[Excerpts from an interface dataset]
━━━━━━━━━━
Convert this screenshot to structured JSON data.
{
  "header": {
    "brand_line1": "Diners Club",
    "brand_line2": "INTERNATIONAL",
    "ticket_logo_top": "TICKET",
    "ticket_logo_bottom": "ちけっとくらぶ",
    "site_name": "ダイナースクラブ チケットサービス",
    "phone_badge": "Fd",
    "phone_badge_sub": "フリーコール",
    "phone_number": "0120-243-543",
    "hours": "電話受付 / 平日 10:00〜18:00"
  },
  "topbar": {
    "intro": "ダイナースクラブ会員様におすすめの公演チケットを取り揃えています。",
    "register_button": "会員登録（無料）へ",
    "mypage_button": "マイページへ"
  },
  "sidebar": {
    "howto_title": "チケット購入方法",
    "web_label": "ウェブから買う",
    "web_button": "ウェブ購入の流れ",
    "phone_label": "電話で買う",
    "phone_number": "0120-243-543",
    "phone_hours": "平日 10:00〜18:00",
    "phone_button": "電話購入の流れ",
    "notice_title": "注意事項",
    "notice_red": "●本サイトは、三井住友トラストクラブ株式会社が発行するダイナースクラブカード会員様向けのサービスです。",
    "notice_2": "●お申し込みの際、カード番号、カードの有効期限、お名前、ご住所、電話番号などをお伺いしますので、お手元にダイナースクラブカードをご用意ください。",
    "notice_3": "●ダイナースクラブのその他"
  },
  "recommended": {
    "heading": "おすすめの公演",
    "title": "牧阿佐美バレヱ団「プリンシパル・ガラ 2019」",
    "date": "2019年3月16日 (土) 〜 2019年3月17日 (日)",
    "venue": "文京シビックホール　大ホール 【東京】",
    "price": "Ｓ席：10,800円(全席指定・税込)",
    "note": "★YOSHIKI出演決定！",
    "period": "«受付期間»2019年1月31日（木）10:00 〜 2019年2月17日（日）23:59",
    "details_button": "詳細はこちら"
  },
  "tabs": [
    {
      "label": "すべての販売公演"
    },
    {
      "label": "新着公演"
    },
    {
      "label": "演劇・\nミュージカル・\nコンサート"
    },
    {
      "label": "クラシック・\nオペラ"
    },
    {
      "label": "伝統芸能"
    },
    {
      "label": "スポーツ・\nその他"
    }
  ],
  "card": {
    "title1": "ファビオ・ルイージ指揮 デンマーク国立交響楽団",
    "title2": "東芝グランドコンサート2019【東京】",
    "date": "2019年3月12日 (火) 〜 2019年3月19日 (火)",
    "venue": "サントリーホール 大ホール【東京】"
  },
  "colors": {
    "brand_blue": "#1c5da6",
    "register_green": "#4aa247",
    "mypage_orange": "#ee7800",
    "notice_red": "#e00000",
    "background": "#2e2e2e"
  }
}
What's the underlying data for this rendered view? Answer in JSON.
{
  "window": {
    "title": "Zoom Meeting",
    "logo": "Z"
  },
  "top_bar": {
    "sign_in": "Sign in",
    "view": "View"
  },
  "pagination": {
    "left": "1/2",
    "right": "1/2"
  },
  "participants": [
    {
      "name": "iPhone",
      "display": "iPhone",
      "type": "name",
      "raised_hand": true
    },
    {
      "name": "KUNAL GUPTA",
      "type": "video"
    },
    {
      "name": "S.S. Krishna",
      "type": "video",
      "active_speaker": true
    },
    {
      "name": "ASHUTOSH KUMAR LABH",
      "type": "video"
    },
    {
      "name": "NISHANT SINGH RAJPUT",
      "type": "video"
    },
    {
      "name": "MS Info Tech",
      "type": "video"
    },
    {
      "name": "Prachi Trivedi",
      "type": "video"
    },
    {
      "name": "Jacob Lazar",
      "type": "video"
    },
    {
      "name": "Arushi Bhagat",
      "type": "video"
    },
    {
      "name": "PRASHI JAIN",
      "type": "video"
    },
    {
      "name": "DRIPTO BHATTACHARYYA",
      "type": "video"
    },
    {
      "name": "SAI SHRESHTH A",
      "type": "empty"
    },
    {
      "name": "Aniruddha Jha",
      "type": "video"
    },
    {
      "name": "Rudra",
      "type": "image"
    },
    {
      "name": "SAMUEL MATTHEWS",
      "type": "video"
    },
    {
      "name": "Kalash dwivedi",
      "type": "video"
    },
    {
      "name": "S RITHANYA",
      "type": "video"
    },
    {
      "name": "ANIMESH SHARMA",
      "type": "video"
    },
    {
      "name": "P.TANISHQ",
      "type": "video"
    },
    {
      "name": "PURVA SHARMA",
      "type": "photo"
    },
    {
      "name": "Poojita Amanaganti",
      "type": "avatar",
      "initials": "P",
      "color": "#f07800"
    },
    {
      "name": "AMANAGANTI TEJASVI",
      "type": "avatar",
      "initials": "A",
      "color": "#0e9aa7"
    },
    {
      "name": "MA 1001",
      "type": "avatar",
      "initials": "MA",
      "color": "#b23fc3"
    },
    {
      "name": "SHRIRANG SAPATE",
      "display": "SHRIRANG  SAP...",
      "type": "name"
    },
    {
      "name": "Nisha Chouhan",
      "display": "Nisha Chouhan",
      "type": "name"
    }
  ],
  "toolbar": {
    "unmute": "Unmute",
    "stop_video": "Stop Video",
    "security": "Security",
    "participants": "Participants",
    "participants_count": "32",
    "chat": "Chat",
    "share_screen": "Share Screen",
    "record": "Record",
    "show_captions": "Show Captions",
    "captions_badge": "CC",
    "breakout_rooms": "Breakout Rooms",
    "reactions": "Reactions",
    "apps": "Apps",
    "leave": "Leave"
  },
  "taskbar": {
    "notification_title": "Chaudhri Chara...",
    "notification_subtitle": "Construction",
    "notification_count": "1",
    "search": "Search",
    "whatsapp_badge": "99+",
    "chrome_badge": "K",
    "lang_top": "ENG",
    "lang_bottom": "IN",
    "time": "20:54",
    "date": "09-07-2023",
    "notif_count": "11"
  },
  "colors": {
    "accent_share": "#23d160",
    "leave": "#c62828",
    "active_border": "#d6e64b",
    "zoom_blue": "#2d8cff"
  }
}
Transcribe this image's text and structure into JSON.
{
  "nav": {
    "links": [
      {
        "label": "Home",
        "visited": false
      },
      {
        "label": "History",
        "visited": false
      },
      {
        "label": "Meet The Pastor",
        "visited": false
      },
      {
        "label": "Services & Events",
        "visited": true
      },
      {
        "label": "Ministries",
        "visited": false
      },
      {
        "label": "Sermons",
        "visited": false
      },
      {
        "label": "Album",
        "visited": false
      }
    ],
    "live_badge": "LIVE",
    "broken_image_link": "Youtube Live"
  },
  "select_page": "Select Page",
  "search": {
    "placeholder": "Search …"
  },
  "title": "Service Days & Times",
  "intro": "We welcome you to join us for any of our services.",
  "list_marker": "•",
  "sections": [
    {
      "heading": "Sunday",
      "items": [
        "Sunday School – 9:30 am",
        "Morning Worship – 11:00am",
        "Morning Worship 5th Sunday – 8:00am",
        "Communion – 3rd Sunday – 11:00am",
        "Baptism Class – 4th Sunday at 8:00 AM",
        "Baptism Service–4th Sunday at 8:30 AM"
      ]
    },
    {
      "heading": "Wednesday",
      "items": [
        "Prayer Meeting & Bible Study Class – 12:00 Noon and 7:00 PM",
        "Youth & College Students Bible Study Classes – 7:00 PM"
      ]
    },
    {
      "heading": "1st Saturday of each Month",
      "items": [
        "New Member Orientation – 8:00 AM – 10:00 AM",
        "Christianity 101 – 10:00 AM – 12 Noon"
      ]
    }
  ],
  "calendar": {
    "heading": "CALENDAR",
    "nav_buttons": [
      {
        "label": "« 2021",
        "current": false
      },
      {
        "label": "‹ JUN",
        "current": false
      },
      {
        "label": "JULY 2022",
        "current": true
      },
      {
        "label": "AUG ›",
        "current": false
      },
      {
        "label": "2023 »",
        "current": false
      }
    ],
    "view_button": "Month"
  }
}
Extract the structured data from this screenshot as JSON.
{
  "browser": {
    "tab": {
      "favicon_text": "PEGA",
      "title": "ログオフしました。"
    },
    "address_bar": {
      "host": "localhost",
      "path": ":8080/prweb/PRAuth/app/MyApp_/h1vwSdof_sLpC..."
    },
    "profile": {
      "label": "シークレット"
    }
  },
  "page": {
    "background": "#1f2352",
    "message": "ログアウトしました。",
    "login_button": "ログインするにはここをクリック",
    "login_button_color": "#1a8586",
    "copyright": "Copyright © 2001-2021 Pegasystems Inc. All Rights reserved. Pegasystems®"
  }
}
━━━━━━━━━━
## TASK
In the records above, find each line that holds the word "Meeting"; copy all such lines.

## REPLY TO THE EXERCISE
    "title": "Zoom Meeting",
        "Prayer Meeting & Bible Study Class – 12:00 Noon and 7:00 PM",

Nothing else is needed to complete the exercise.